═══ Extracted data
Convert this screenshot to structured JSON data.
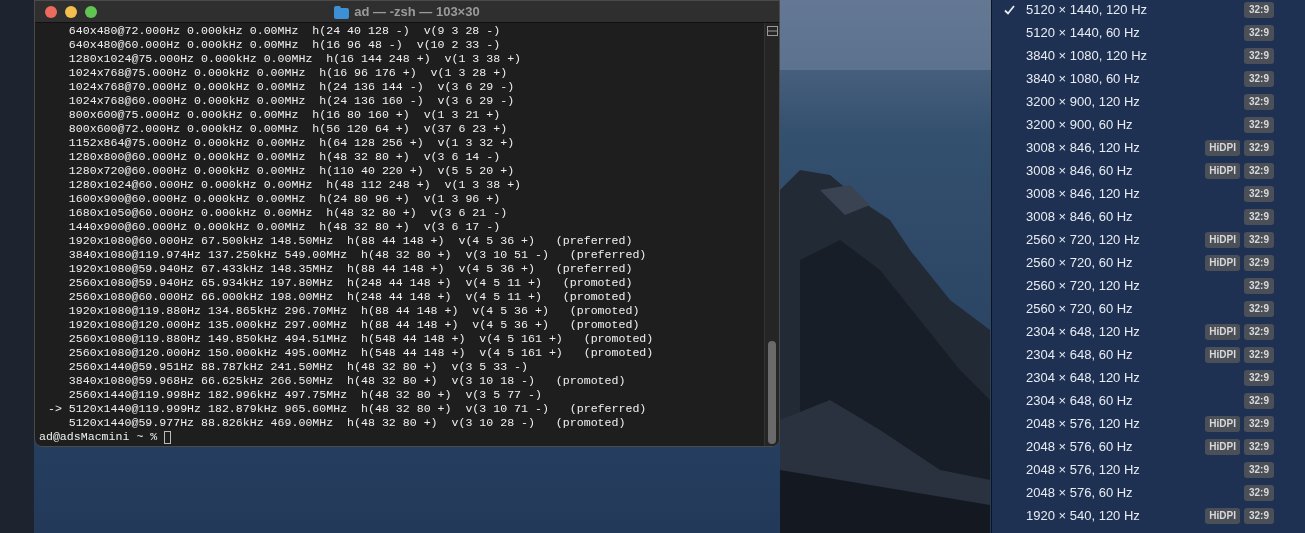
{
  "terminal": {
    "title": "ad — -zsh — 103×30",
    "lines": [
      "    640x480@72.000Hz 0.000kHz 0.00MHz  h(24 40 128 -)  v(9 3 28 -)",
      "    640x480@60.000Hz 0.000kHz 0.00MHz  h(16 96 48 -)  v(10 2 33 -)",
      "    1280x1024@75.000Hz 0.000kHz 0.00MHz  h(16 144 248 +)  v(1 3 38 +)",
      "    1024x768@75.000Hz 0.000kHz 0.00MHz  h(16 96 176 +)  v(1 3 28 +)",
      "    1024x768@70.000Hz 0.000kHz 0.00MHz  h(24 136 144 -)  v(3 6 29 -)",
      "    1024x768@60.000Hz 0.000kHz 0.00MHz  h(24 136 160 -)  v(3 6 29 -)",
      "    800x600@75.000Hz 0.000kHz 0.00MHz  h(16 80 160 +)  v(1 3 21 +)",
      "    800x600@72.000Hz 0.000kHz 0.00MHz  h(56 120 64 +)  v(37 6 23 +)",
      "    1152x864@75.000Hz 0.000kHz 0.00MHz  h(64 128 256 +)  v(1 3 32 +)",
      "    1280x800@60.000Hz 0.000kHz 0.00MHz  h(48 32 80 +)  v(3 6 14 -)",
      "    1280x720@60.000Hz 0.000kHz 0.00MHz  h(110 40 220 +)  v(5 5 20 +)",
      "    1280x1024@60.000Hz 0.000kHz 0.00MHz  h(48 112 248 +)  v(1 3 38 +)",
      "    1600x900@60.000Hz 0.000kHz 0.00MHz  h(24 80 96 +)  v(1 3 96 +)",
      "    1680x1050@60.000Hz 0.000kHz 0.00MHz  h(48 32 80 +)  v(3 6 21 -)",
      "    1440x900@60.000Hz 0.000kHz 0.00MHz  h(48 32 80 +)  v(3 6 17 -)",
      "    1920x1080@60.000Hz 67.500kHz 148.50MHz  h(88 44 148 +)  v(4 5 36 +)   (preferred)",
      "    3840x1080@119.974Hz 137.250kHz 549.00MHz  h(48 32 80 +)  v(3 10 51 -)   (preferred)",
      "    1920x1080@59.940Hz 67.433kHz 148.35MHz  h(88 44 148 +)  v(4 5 36 +)   (preferred)",
      "    2560x1080@59.940Hz 65.934kHz 197.80MHz  h(248 44 148 +)  v(4 5 11 +)   (promoted)",
      "    2560x1080@60.000Hz 66.000kHz 198.00MHz  h(248 44 148 +)  v(4 5 11 +)   (promoted)",
      "    1920x1080@119.880Hz 134.865kHz 296.70MHz  h(88 44 148 +)  v(4 5 36 +)   (promoted)",
      "    1920x1080@120.000Hz 135.000kHz 297.00MHz  h(88 44 148 +)  v(4 5 36 +)   (promoted)",
      "    2560x1080@119.880Hz 149.850kHz 494.51MHz  h(548 44 148 +)  v(4 5 161 +)   (promoted)",
      "    2560x1080@120.000Hz 150.000kHz 495.00MHz  h(548 44 148 +)  v(4 5 161 +)   (promoted)",
      "    2560x1440@59.951Hz 88.787kHz 241.50MHz  h(48 32 80 +)  v(3 5 33 -)",
      "    3840x1080@59.968Hz 66.625kHz 266.50MHz  h(48 32 80 +)  v(3 10 18 -)   (promoted)",
      "    2560x1440@119.998Hz 182.996kHz 497.75MHz  h(48 32 80 +)  v(3 5 77 -)",
      " -> 5120x1440@119.999Hz 182.879kHz 965.60MHz  h(48 32 80 +)  v(3 10 71 -)   (preferred)",
      "    5120x1440@59.977Hz 88.826kHz 469.00MHz  h(48 32 80 +)  v(3 10 28 -)   (promoted)"
    ],
    "prompt": "ad@adsMacmini ~ %"
  },
  "resolution_menu": {
    "items": [
      {
        "label": "5120 × 1440, 120 Hz",
        "checked": true,
        "badges": [
          "32:9"
        ]
      },
      {
        "label": "5120 × 1440, 60 Hz",
        "checked": false,
        "badges": [
          "32:9"
        ]
      },
      {
        "label": "3840 × 1080, 120 Hz",
        "checked": false,
        "badges": [
          "32:9"
        ]
      },
      {
        "label": "3840 × 1080, 60 Hz",
        "checked": false,
        "badges": [
          "32:9"
        ]
      },
      {
        "label": "3200 × 900, 120 Hz",
        "checked": false,
        "badges": [
          "32:9"
        ]
      },
      {
        "label": "3200 × 900, 60 Hz",
        "checked": false,
        "badges": [
          "32:9"
        ]
      },
      {
        "label": "3008 × 846, 120 Hz",
        "checked": false,
        "badges": [
          "HiDPI",
          "32:9"
        ]
      },
      {
        "label": "3008 × 846, 60 Hz",
        "checked": false,
        "badges": [
          "HiDPI",
          "32:9"
        ]
      },
      {
        "label": "3008 × 846, 120 Hz",
        "checked": false,
        "badges": [
          "32:9"
        ]
      },
      {
        "label": "3008 × 846, 60 Hz",
        "checked": false,
        "badges": [
          "32:9"
        ]
      },
      {
        "label": "2560 × 720, 120 Hz",
        "checked": false,
        "badges": [
          "HiDPI",
          "32:9"
        ]
      },
      {
        "label": "2560 × 720, 60 Hz",
        "checked": false,
        "badges": [
          "HiDPI",
          "32:9"
        ]
      },
      {
        "label": "2560 × 720, 120 Hz",
        "checked": false,
        "badges": [
          "32:9"
        ]
      },
      {
        "label": "2560 × 720, 60 Hz",
        "checked": false,
        "badges": [
          "32:9"
        ]
      },
      {
        "label": "2304 × 648, 120 Hz",
        "checked": false,
        "badges": [
          "HiDPI",
          "32:9"
        ]
      },
      {
        "label": "2304 × 648, 60 Hz",
        "checked": false,
        "badges": [
          "HiDPI",
          "32:9"
        ]
      },
      {
        "label": "2304 × 648, 120 Hz",
        "checked": false,
        "badges": [
          "32:9"
        ]
      },
      {
        "label": "2304 × 648, 60 Hz",
        "checked": false,
        "badges": [
          "32:9"
        ]
      },
      {
        "label": "2048 × 576, 120 Hz",
        "checked": false,
        "badges": [
          "HiDPI",
          "32:9"
        ]
      },
      {
        "label": "2048 × 576, 60 Hz",
        "checked": false,
        "badges": [
          "HiDPI",
          "32:9"
        ]
      },
      {
        "label": "2048 × 576, 120 Hz",
        "checked": false,
        "badges": [
          "32:9"
        ]
      },
      {
        "label": "2048 × 576, 60 Hz",
        "checked": false,
        "badges": [
          "32:9"
        ]
      },
      {
        "label": "1920 × 540, 120 Hz",
        "checked": false,
        "badges": [
          "HiDPI",
          "32:9"
        ]
      }
    ]
  }
}
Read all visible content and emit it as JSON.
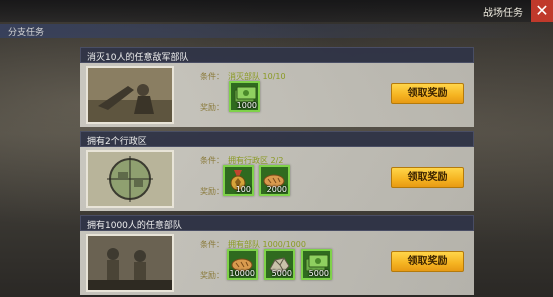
{
  "header": {
    "title": "战场任务"
  },
  "section": {
    "label": "分支任务"
  },
  "common": {
    "condition_label": "条件：",
    "reward_label": "奖励：",
    "claim_label": "领取奖励"
  },
  "missions": [
    {
      "title": "消灭10人的任意敌军部队",
      "condition": "消灭部队 10/10",
      "rewards": [
        {
          "icon": "cash-icon",
          "count": "1000"
        }
      ]
    },
    {
      "title": "拥有2个行政区",
      "condition": "拥有行政区 2/2",
      "rewards": [
        {
          "icon": "medal-icon",
          "count": "100"
        },
        {
          "icon": "bread-icon",
          "count": "2000"
        }
      ]
    },
    {
      "title": "拥有1000人的任意部队",
      "condition": "拥有部队 1000/1000",
      "rewards": [
        {
          "icon": "bread-icon",
          "count": "10000"
        },
        {
          "icon": "ore-icon",
          "count": "5000"
        },
        {
          "icon": "cash-icon",
          "count": "5000"
        }
      ]
    }
  ],
  "colors": {
    "reward_border": "#7fd24a",
    "claim_button": "#f5b321",
    "condition_text": "#8a9a22",
    "close_button": "#c0392b"
  }
}
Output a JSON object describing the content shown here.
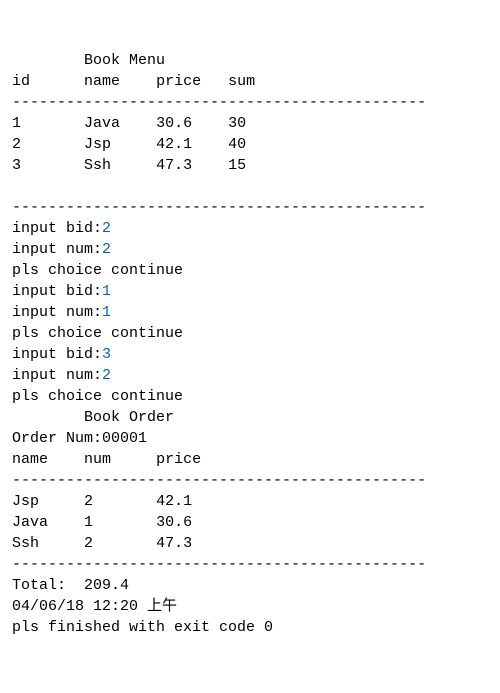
{
  "menu": {
    "title": "Book Menu",
    "headers": {
      "id": "id",
      "name": "name",
      "price": "price",
      "sum": "sum"
    },
    "rows": [
      {
        "id": "1",
        "name": "Java",
        "price": "30.6",
        "sum": "30"
      },
      {
        "id": "2",
        "name": "Jsp",
        "price": "42.1",
        "sum": "40"
      },
      {
        "id": "3",
        "name": "Ssh",
        "price": "47.3",
        "sum": "15"
      }
    ]
  },
  "separator": "----------------------------------------------",
  "inputs": {
    "bid_label": "input bid:",
    "num_label": "input num:",
    "continue_msg": "pls choice continue",
    "entries": [
      {
        "bid": "2",
        "num": "2"
      },
      {
        "bid": "1",
        "num": "1"
      },
      {
        "bid": "3",
        "num": "2"
      }
    ]
  },
  "order": {
    "title": "Book Order",
    "order_num_label": "Order Num:",
    "order_num": "00001",
    "headers": {
      "name": "name",
      "num": "num",
      "price": "price"
    },
    "rows": [
      {
        "name": "Jsp",
        "num": "2",
        "price": "42.1"
      },
      {
        "name": "Java",
        "num": "1",
        "price": "30.6"
      },
      {
        "name": "Ssh",
        "num": "2",
        "price": "47.3"
      }
    ],
    "total_label": "Total:",
    "total_value": "209.4",
    "timestamp": "04/06/18 12:20 上午",
    "exit_msg": "pls finished with exit code 0"
  }
}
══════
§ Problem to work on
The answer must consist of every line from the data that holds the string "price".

§ Exercise result
      "price": "price",
        "price": "30.6",
        "price": "42.1",
        "price": "47.3",
      "price": "price"
        "price": "42.1"
        "price": "30.6"
        "price": "47.3"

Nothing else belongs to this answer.